A new test that predicts pre-eclampsia risk with a high level of accuracy has been given the green light to be used as standard clinical practice in one of the UK’s biggest acute hospital trusts.
The blood test shows with almost 100% accuracy whether a pregnant woman will not develop pre-eclampsia within the following seven days.
“We have shown that we can virtually eliminate all those patients who have no risk”
The test is being introduced at John Radcliffe Hospital, which is part of Oxford University Hospitals NHS Foundation Trust.
It measures the ratio of two placental factors – maternal serum soluble fms-like tyrosine kinase (sFlt-1) and placental growth factor (PlGF) – that are released into the mother’s blood.
The trust noted that previously there was no accurate method to determine who will get the condition.
Currently, any patients with suspected pre-eclampsia were often admitted, sometimes for several days, with diagnosis based on excluding all the other possible causes of high blood pressure and protein in the urine through a series of tests that take time and can cause anxiety.
The test was developed by Roche Diagnostics, which has funded a trial conducted at the Women’s Centre at the John Radcliffe.
The trial results were successful and the response from maternity staff so enthusiastic that the test has been accepted as routine clinical practice, according to the trust.
“The benefits we have demonstrated can be expanded across the UK”
The trial, which is currently awaiting publication, was led by Dr Manu Vatish, a consultant obstetrician and senior clinical fellow at the University of Oxford.
He said: “The stress experienced by mums and their families can be put into context when we see that almost 70% of patients admitted don’t actually have pre-eclampsia.
“We have shown that we can virtually eliminate all those patients who have no risk of developing pre-eclampsia, allowing us to focus our attention on those with an increased risk,” he said.
Dr Vatish added: “The standard clinical tests for pre-eclampsia, which work on the assumption that all patients are at risk, are fairly good at predicting which women could go on to develop the disease.
“Using the new test together with standard clinical practice, this figure rises to 100%,” he noted.
“This approach – using the test in conjunction with standard clinical practice – allows us effectively to segregate patients into those who have virtually no risk of getting the disease and those with an increased risk,” he said.
Tim James, the trust’s lead biomedical scientist, said: “The beauty of these tests is that they are not reliant on analysers that are only available in Oxford.

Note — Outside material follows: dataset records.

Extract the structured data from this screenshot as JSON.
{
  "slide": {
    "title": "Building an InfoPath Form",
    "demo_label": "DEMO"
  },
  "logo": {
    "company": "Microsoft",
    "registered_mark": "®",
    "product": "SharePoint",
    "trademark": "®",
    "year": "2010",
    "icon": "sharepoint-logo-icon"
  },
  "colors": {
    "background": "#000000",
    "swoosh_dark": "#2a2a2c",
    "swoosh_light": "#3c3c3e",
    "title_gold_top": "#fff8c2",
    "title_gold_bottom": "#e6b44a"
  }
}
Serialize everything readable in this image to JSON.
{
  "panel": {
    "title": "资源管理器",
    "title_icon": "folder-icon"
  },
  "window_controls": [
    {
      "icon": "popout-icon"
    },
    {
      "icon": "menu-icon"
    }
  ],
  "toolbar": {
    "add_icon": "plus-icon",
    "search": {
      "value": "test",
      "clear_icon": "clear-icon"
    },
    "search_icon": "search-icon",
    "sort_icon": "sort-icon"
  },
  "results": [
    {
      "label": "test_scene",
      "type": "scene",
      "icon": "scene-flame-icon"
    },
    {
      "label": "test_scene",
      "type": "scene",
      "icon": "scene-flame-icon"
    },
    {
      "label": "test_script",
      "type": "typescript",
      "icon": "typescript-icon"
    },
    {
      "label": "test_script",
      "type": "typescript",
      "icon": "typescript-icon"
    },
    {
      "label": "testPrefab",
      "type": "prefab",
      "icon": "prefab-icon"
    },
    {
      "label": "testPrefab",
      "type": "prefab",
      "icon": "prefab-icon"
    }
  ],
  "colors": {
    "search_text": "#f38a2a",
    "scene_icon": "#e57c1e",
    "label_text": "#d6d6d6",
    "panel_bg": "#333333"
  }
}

“The instruments are available at many hospital sites, meaning that the benefits we have demonstrated can be expanded across the UK relatively rapidly and easily, and pregnant women everywhere should be able to benefit,” he said.